Reference and Credits to: Link: https://en.wikipedia.org/wiki/History_of_the_electric_vehicle

 

The invention of the first model electric vehicle is attributed to various people. In 1828, Ányos Jedlik, a Hungarian who invented an early type of electric motor, created a small model car powered by his new motor. In 1834, Vermont blacksmith Thomas Davenport built a similar contraption which operated on a short, circular, electrified track. In 1835, Professor Sibrandus Stratingh of Groningen, the Netherlands and his assistant Christopher Becker created a small-scale electrical car, powered by non-rechargeable primary cells.

 

First practical electric cars

 

Electric car built by Thomas Parker, photo from 1895

 

Flocken Elektrowagen, 1888 (reconstruction, 2011)

 

Columbia Electric's (1896-99) "Victoria" electric cab on Pennsylvania Ave., Washington D.C., seen from Lafayette Park in 1905.

 

German electric car, 1904, with the chauffeur on top
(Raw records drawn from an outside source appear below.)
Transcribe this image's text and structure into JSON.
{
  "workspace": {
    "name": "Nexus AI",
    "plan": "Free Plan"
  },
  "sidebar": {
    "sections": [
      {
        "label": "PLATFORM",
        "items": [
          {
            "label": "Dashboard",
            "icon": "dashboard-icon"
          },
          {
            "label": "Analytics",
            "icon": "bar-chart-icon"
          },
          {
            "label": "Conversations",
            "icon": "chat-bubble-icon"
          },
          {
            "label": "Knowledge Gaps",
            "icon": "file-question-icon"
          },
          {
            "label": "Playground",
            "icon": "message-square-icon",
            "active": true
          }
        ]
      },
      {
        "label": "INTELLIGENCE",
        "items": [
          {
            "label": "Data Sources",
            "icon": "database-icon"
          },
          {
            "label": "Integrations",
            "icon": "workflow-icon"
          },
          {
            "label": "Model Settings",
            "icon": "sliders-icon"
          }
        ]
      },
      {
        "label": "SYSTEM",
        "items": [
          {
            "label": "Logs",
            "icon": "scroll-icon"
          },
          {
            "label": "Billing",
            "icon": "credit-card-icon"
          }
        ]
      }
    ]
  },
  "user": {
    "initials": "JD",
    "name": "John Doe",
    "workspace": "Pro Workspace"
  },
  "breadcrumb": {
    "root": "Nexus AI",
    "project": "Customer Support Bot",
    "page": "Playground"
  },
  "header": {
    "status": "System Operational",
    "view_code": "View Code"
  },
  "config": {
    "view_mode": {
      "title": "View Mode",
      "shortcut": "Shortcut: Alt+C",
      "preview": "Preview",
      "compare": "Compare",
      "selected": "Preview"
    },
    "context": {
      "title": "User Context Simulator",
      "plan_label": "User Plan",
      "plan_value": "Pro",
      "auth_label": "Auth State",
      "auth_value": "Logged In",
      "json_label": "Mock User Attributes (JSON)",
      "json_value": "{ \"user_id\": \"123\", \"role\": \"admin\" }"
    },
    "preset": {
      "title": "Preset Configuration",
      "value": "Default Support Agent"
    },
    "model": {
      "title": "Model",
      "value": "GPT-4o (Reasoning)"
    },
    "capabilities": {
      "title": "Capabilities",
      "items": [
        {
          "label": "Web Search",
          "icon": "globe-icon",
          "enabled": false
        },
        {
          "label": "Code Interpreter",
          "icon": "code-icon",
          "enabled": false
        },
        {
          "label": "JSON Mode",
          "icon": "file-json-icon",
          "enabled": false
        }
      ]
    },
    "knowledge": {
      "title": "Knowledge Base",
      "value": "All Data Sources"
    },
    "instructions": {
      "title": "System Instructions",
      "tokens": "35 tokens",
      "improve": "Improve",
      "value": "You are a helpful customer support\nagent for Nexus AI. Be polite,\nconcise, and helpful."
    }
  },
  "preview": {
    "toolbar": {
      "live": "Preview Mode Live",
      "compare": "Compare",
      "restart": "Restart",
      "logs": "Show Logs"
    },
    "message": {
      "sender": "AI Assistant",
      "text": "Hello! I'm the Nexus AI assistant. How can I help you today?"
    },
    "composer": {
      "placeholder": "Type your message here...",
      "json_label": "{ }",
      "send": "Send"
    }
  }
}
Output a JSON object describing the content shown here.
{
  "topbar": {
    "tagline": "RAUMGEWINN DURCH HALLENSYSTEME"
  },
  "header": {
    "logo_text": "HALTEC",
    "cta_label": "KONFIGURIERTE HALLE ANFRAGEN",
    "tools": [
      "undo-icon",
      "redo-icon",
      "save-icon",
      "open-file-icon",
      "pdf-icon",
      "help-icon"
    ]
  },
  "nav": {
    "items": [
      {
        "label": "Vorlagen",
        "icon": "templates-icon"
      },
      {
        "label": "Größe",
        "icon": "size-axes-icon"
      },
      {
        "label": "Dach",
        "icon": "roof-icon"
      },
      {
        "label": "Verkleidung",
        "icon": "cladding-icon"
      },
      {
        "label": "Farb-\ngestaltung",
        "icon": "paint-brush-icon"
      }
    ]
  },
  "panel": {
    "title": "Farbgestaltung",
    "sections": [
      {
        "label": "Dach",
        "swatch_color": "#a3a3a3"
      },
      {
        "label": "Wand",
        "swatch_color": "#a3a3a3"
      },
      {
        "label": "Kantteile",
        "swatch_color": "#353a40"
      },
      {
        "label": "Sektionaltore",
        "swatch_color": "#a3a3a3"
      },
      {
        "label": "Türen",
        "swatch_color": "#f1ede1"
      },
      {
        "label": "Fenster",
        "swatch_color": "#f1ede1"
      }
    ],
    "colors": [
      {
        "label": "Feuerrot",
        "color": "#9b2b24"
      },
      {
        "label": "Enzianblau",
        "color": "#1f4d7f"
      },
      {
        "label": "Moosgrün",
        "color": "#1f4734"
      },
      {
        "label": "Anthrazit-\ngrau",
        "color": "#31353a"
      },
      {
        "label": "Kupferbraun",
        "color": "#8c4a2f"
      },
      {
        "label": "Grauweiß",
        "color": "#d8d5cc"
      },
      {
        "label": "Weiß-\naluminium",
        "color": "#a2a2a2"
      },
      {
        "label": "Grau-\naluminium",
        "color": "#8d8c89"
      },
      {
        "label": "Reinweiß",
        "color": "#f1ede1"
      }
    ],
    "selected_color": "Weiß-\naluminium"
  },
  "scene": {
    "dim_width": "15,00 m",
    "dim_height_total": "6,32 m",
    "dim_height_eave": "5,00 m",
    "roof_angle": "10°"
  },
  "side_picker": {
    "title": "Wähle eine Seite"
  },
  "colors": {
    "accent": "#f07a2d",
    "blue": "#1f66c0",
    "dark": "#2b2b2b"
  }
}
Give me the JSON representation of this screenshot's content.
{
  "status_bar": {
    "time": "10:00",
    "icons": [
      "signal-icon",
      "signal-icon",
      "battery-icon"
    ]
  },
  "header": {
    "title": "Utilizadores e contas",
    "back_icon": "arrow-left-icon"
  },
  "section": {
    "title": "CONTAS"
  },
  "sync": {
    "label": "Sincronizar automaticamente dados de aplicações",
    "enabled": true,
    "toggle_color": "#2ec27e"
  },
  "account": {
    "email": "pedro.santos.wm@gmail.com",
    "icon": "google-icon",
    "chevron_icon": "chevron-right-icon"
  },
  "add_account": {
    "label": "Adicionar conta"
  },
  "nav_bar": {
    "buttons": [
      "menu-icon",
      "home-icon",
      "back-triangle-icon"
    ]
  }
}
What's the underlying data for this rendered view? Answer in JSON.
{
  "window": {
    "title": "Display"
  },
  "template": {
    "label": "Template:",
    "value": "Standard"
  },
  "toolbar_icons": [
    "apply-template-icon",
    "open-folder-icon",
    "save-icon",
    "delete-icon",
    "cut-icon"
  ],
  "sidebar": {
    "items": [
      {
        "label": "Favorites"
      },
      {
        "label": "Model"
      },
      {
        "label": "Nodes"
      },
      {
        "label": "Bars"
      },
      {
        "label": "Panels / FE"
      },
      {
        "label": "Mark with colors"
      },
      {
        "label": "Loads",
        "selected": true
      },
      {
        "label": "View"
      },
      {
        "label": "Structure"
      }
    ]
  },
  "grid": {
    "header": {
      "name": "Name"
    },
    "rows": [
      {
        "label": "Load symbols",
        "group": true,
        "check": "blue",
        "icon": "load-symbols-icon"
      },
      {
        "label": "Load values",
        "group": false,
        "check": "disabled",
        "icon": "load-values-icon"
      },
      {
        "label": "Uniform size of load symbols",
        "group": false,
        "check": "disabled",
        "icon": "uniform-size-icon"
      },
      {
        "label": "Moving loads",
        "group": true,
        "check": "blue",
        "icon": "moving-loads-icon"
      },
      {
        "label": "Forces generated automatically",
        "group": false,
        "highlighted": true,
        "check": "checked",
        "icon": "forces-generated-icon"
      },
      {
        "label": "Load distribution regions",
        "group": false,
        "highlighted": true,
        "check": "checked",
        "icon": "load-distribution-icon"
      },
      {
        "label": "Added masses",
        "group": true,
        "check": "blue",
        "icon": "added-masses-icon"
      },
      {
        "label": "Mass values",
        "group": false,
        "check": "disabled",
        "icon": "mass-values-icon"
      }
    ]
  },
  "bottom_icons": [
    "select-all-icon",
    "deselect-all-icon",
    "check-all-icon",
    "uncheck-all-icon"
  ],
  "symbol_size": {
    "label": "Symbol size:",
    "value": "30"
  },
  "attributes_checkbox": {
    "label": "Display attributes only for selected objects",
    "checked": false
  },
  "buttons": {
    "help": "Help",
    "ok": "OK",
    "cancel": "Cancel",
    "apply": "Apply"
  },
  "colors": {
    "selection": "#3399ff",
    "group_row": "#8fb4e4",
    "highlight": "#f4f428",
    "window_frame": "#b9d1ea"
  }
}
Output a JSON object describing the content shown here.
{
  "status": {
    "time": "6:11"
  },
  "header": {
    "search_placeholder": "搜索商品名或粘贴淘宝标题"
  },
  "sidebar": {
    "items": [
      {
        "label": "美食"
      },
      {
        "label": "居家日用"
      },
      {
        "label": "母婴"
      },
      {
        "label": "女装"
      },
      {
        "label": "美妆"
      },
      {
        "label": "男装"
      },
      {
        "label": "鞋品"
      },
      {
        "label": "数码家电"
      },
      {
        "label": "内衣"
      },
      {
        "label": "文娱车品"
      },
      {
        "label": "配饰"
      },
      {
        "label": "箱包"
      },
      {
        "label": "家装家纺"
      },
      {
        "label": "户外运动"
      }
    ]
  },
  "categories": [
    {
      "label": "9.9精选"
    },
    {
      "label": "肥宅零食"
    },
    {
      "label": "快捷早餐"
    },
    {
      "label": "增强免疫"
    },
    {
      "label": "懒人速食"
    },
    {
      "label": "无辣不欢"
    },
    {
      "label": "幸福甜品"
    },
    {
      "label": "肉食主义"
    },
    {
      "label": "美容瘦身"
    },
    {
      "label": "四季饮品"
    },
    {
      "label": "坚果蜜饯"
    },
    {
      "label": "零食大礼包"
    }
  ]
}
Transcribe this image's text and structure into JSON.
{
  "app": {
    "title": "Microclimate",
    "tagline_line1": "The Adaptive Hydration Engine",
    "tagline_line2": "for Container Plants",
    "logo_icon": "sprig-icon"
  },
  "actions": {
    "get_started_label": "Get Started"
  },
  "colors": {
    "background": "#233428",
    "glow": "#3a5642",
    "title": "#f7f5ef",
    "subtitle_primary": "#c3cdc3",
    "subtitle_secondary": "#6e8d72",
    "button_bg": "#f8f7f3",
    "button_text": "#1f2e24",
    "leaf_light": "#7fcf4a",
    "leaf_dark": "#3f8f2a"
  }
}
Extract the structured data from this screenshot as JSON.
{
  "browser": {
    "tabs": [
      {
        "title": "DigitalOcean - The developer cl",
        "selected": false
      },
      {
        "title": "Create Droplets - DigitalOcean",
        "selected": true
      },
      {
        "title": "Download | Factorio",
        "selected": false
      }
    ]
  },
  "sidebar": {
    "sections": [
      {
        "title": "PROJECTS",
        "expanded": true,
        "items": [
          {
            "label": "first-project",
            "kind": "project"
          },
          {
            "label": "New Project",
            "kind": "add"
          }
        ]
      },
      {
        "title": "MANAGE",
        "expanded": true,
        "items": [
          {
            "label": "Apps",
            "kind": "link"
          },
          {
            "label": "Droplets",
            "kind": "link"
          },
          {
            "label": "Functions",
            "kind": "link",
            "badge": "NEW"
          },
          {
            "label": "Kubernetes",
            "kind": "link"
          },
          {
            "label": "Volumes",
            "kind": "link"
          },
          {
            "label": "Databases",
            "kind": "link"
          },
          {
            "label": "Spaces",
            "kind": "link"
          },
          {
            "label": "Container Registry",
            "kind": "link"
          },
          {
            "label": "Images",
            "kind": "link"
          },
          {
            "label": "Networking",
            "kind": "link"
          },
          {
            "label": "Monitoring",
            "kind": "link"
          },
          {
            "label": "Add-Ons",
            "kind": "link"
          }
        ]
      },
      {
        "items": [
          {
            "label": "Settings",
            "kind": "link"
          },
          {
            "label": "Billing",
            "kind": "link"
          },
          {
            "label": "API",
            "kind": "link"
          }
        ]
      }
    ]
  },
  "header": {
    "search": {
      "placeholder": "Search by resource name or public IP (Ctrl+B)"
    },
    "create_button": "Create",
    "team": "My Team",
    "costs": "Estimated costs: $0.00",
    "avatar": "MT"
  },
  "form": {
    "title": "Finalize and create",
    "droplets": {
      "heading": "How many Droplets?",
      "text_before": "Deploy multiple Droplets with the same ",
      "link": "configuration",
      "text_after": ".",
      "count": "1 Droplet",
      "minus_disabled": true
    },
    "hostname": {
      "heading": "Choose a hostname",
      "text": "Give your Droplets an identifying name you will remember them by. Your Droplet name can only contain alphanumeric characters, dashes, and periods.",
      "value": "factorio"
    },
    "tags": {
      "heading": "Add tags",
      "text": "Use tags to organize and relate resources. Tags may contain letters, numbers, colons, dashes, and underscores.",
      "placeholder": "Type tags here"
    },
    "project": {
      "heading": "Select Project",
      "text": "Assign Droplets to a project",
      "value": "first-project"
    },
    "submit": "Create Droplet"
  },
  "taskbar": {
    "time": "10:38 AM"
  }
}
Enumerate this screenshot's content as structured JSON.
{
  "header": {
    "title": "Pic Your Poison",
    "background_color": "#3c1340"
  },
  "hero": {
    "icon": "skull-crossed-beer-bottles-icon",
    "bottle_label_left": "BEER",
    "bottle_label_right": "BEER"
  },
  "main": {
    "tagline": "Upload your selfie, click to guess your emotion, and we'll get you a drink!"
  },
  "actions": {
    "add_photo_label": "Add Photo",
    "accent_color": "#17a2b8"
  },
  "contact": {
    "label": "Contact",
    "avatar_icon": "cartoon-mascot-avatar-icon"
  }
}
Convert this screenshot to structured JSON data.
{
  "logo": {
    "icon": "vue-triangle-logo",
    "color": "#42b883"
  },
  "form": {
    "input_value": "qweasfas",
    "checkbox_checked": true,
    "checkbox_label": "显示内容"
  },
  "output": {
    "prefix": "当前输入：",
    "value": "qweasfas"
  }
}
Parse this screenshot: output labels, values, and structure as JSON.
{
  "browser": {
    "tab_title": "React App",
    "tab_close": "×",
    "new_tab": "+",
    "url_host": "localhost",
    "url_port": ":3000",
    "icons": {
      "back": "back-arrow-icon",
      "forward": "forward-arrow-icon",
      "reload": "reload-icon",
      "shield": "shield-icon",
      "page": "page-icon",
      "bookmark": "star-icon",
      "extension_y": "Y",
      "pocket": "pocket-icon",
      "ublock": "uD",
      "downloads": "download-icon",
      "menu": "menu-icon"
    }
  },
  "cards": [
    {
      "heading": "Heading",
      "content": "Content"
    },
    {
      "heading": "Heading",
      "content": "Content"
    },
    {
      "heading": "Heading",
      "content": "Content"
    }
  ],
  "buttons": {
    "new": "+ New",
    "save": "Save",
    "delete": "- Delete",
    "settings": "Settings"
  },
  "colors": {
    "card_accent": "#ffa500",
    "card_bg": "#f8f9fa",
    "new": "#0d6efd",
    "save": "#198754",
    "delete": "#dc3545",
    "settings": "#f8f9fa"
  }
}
Rechargeable batteries that provided a viable means for storing electricity on board a vehicle did not come into being until 1859, with the invention of the lead–acid battery by French physicist Gaston Planté.[11][12] Camille Alphonse Faure, another French scientist, significantly improved the design of the battery in 1881; his improvements greatly increased the capacity of such batteries and led directly to their manufacture on an industrial scale.

 

An early electric-powered two-wheel cycle was put on display at the 1867 World Exposition in Paris by the Austrian inventor Franz Kravogl, but it was regarded as a curiosity and could not drive reliably in the street.[14] Another cycle, this time with three wheels, was tested along a Paris street in April 1881 by French inventor Gustave Trouvé

 

English inventor Thomas Parker, who was responsible for innovations such as electrifying the London Underground, overhead tramways in Liverpool and Birmingham, and the smokeless fuel coalite, built the first production electric car in London in 1884, using his own specially designed high-capacity rechargeable batteries.[16] Parker's long-held interest in the construction of more fuel-efficient vehicles led him to experiment with electric vehicles. He also may have been concerned about the malign effects smoke and pollution were having in London.

 

Production of the car was in the hands of the Elwell-Parker Company, established in 1882 for the construction and sale of electric trams. The company merged with other rivals in 1888 to form the Electric Construction Corporation; this company had a virtual monopoly on the British electric car market in the 1890s. The company manufactured the first electric 'dog cart' in 1896.

 

France and the United Kingdom were the first nations to support the widespread development of electric vehicles.[9] The first electric car in Germany was built by the engineer Andreas Flocken in 1888.

 

Electric trains were also used to transport coal out of mines, as their motors did not use up precious oxygen. Before the pre-eminence of internal combustion engines, electric automobiles also held many speed and distance records.[20] Among the most notable of these records was the breaking of the 100 km/h (62 mph) speed barrier, by Camille Jenatzy on 29 April 1899 in his 'rocket-shaped' vehicle Jamais Contente, which reached a top speed of 105.88 km/h (65.79 mph). Also notable was Ferdinand Porsche's design and construction of an all-wheel drive electric car, powered by a motor in each hub, which also set several records in the hands of its owner E.W. Hart.

 

The first American electric car was developed in 1890-91 by William Morrison of Des Moines, Iowa; the vehicle was a six-passenger wagon capable of reaching a speed of 14 miles per hour (23 km/h). It was not until 1895 that Americans began to devote attention to electric vehicles, after A.L. Ryker introduced the first electric tricycles to the U.S., by that point, Europeans had been making use of electric tricycles, bicycles, and cars for almost 15 years.